Reforms and measures including Production Linked Incentive (PLI) scheme, setting up of Development Finance Institution (DFI), Asset Reconstruction and Asset Management Company, Voluntary Vehicle Scrappage Policy, simplification of regulatory complexities, extension of tax holiday for startups will provide much needed fillip to the economy and enable growth.
The government is aggressive on its divestment plans and has also reiterated its focus on the monetisation of government assets.
Overall, we can call it a reformist Budget as it recognises and emphasises the participation of private players in all key areas, including the financial sector.”
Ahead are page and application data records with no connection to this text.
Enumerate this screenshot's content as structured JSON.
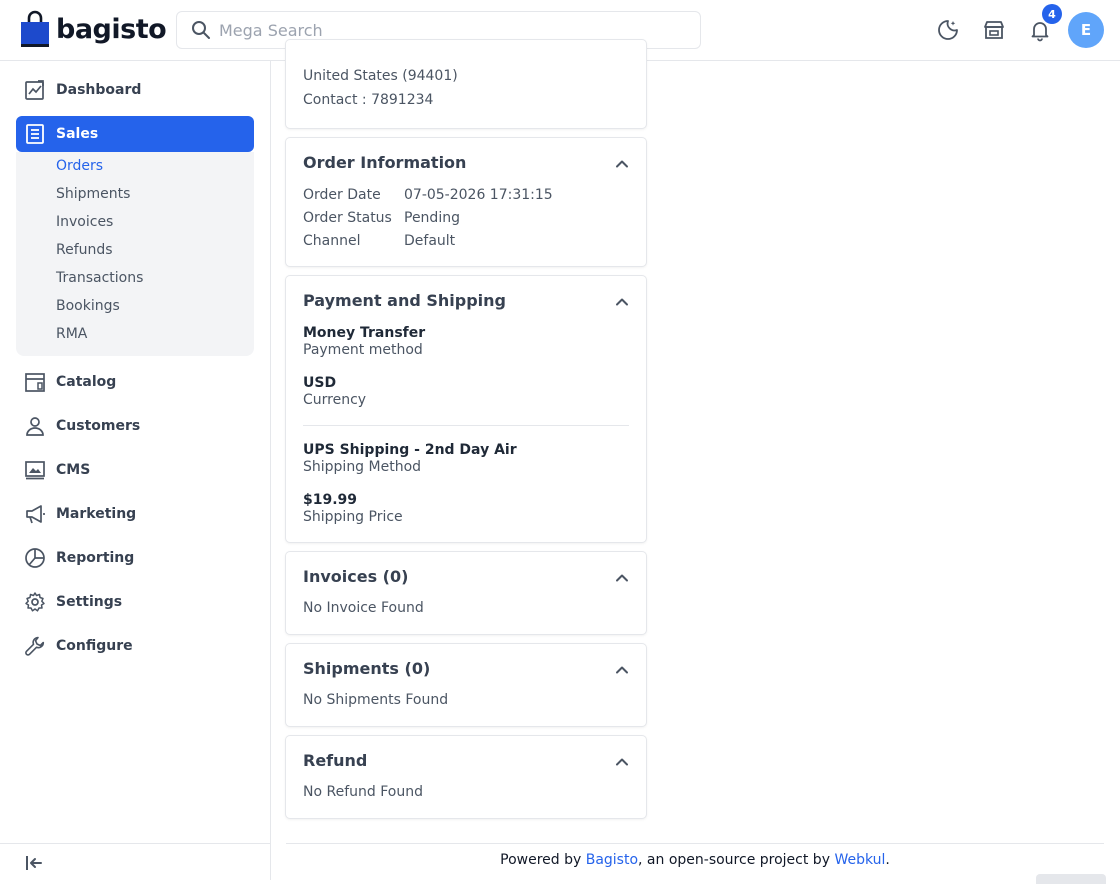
{
  "header": {
    "brand": "bagisto",
    "search": {
      "placeholder": "Mega Search",
      "value": ""
    },
    "notification_count": "4",
    "avatar_initial": "E"
  },
  "sidebar": {
    "items": [
      {
        "label": "Dashboard",
        "icon": "dashboard-icon"
      },
      {
        "label": "Sales",
        "icon": "sales-icon",
        "active": true
      },
      {
        "label": "Catalog",
        "icon": "catalog-icon"
      },
      {
        "label": "Customers",
        "icon": "customers-icon"
      },
      {
        "label": "CMS",
        "icon": "cms-icon"
      },
      {
        "label": "Marketing",
        "icon": "marketing-icon"
      },
      {
        "label": "Reporting",
        "icon": "reporting-icon"
      },
      {
        "label": "Settings",
        "icon": "settings-icon"
      },
      {
        "label": "Configure",
        "icon": "configure-icon"
      }
    ],
    "sales_sub": [
      "Orders",
      "Shipments",
      "Invoices",
      "Refunds",
      "Transactions",
      "Bookings",
      "RMA"
    ]
  },
  "address_card": {
    "country_line": "United States (94401)",
    "contact_line": "Contact : 7891234"
  },
  "order_info": {
    "title": "Order Information",
    "rows": [
      {
        "label": "Order Date",
        "value": "07-05-2026 17:31:15"
      },
      {
        "label": "Order Status",
        "value": "Pending"
      },
      {
        "label": "Channel",
        "value": "Default"
      }
    ]
  },
  "payment_shipping": {
    "title": "Payment and Shipping",
    "payment_method": "Money Transfer",
    "payment_method_label": "Payment method",
    "currency": "USD",
    "currency_label": "Currency",
    "shipping_method": "UPS Shipping - 2nd Day Air",
    "shipping_method_label": "Shipping Method",
    "shipping_price": "$19.99",
    "shipping_price_label": "Shipping Price"
  },
  "invoices": {
    "title": "Invoices (0)",
    "empty": "No Invoice Found"
  },
  "shipments": {
    "title": "Shipments (0)",
    "empty": "No Shipments Found"
  },
  "refund": {
    "title": "Refund",
    "empty": "No Refund Found"
  },
  "footer": {
    "prefix": "Powered by ",
    "link1": "Bagisto",
    "middle": ", an open-source project by ",
    "link2": "Webkul",
    "suffix": "."
  },
  "colors": {
    "accent": "#2563eb",
    "avatar": "#60a5fa"
  }
}
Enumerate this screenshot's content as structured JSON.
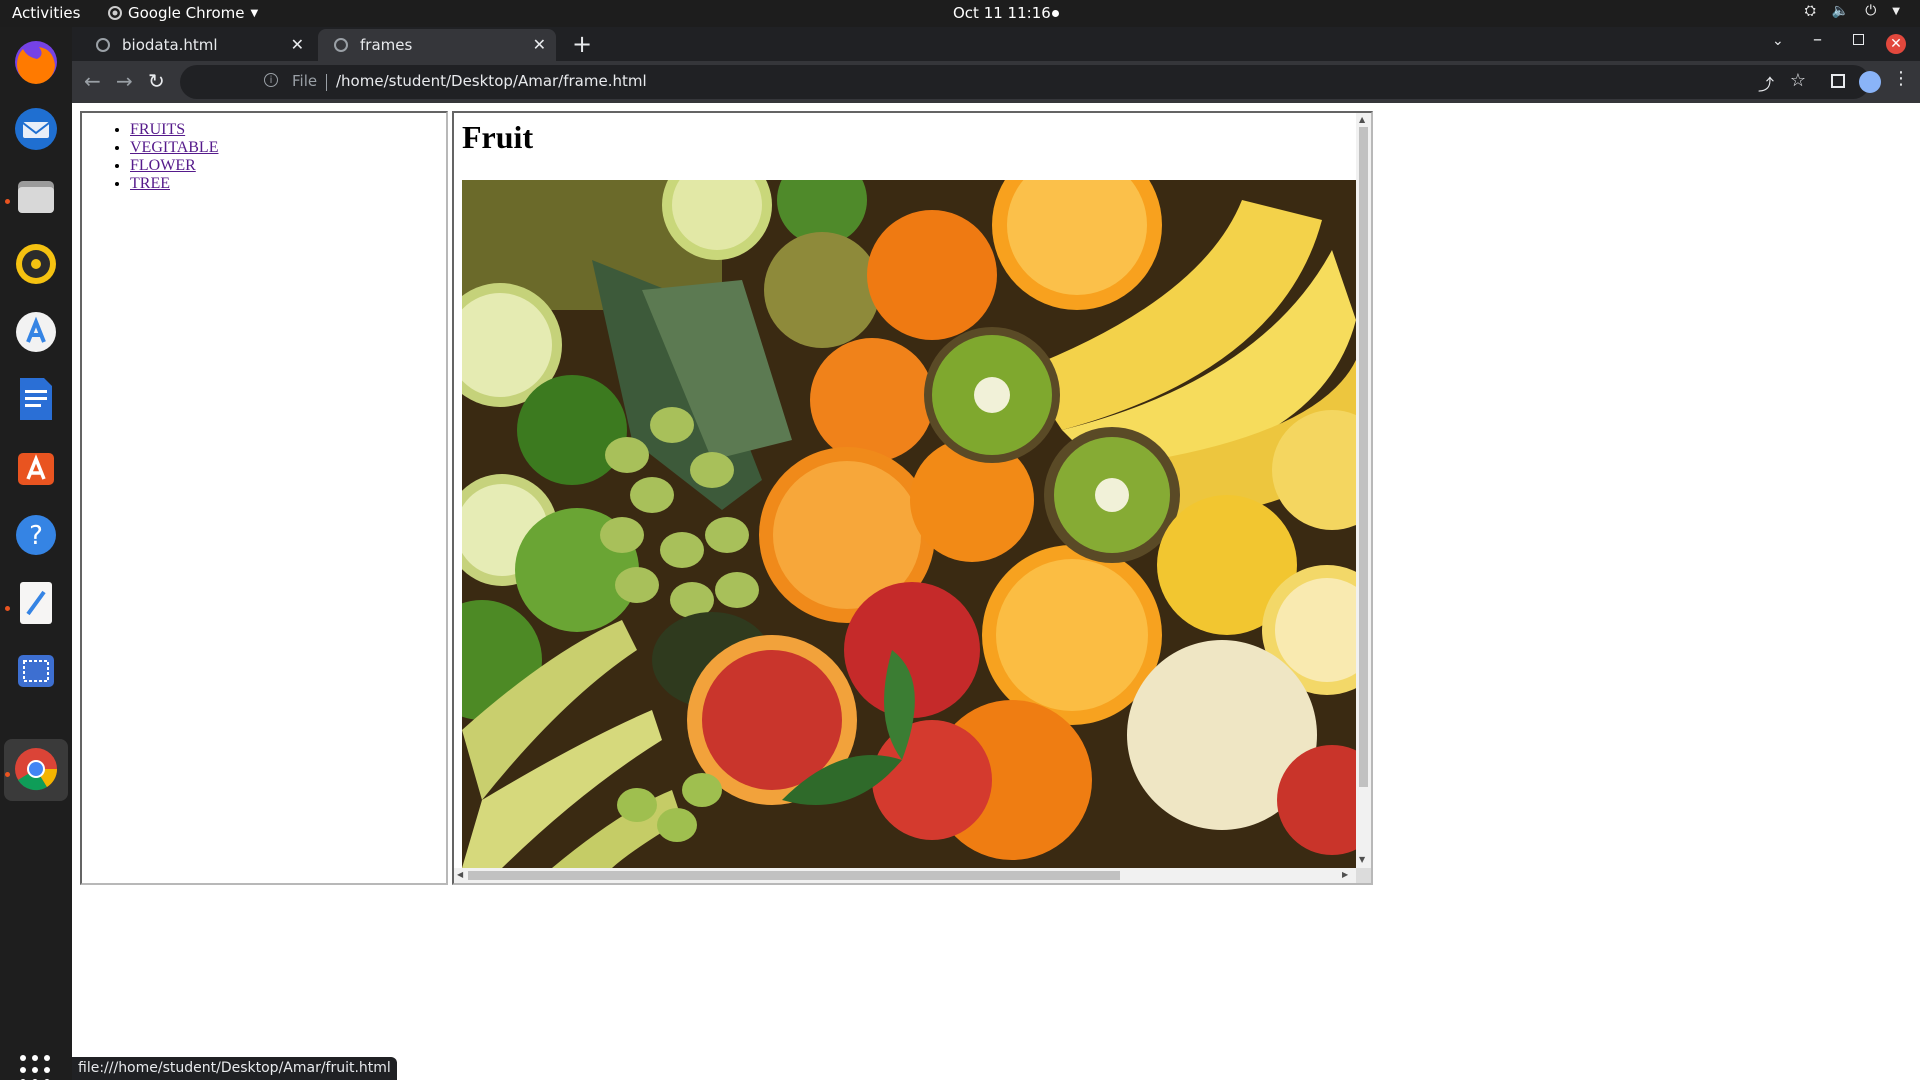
{
  "topbar": {
    "activities": "Activities",
    "app_name": "Google Chrome",
    "clock": "Oct 11  11:16"
  },
  "dock": {
    "apps": [
      "firefox-icon",
      "thunderbird-icon",
      "files-icon",
      "rhythmbox-icon",
      "app-installer-icon",
      "libreoffice-writer-icon",
      "ubuntu-software-icon",
      "help-icon",
      "text-editor-icon",
      "screenshot-icon",
      "chrome-icon",
      "show-applications-icon"
    ]
  },
  "browser": {
    "tabs": [
      {
        "title": "biodata.html",
        "active": false
      },
      {
        "title": "frames",
        "active": true
      }
    ],
    "omnibox": {
      "scheme_label": "File",
      "url": "/home/student/Desktop/Amar/frame.html"
    },
    "status_url": "file:///home/student/Desktop/Amar/fruit.html"
  },
  "page": {
    "nav_links": [
      "FRUITS",
      "VEGITABLE",
      "FLOWER",
      "TREE"
    ],
    "heading": "Fruit",
    "image_alt": "Assorted fresh fruits: pineapple, oranges, kiwis, bananas, limes, grapes, apples, blood orange"
  },
  "colors": {
    "link_visited": "#551a8b",
    "chrome_dark": "#202124",
    "ubuntu_orange": "#e95420"
  }
}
Dr HK Pradhan, Professor of Finance & Economics, XLRI Xavier School of Management Jamshedpur said: The Union Budget is both pragmatic and prospective, considering the backdrop of the negative GDP growth and pessimism surrounding its revival. The Finance Minister keeps growth at the centre stage of fiscal policy, with a strong counter cyclical twist. The FM utilises the fiscal space to a greater extent, raising the deficit target for 2020-21 at 9.5 % of GDP, up from the Budget Estimate of 3.5% in February 2020, and at 6.8% for the fiscal 2021-22. The nominal GDP is forecasted to grow at 14.4% during 2021-22. The growth focus is derived from higher allocation for capital expenditures, at Rs 5.54 lakh crore out of the total expenditure of Rs 34.83 lakh crore during 2021-22, majorly in the form of infrastructure development. Thus, the aggregate demand is mostly expected to be generated from the public investments in infrastructure, across a wide variety of sectors, including much higher agriculture and fishery, including health, environment and energy sectors, and not so much from the consumption side, as there is no relief in personal taxation front.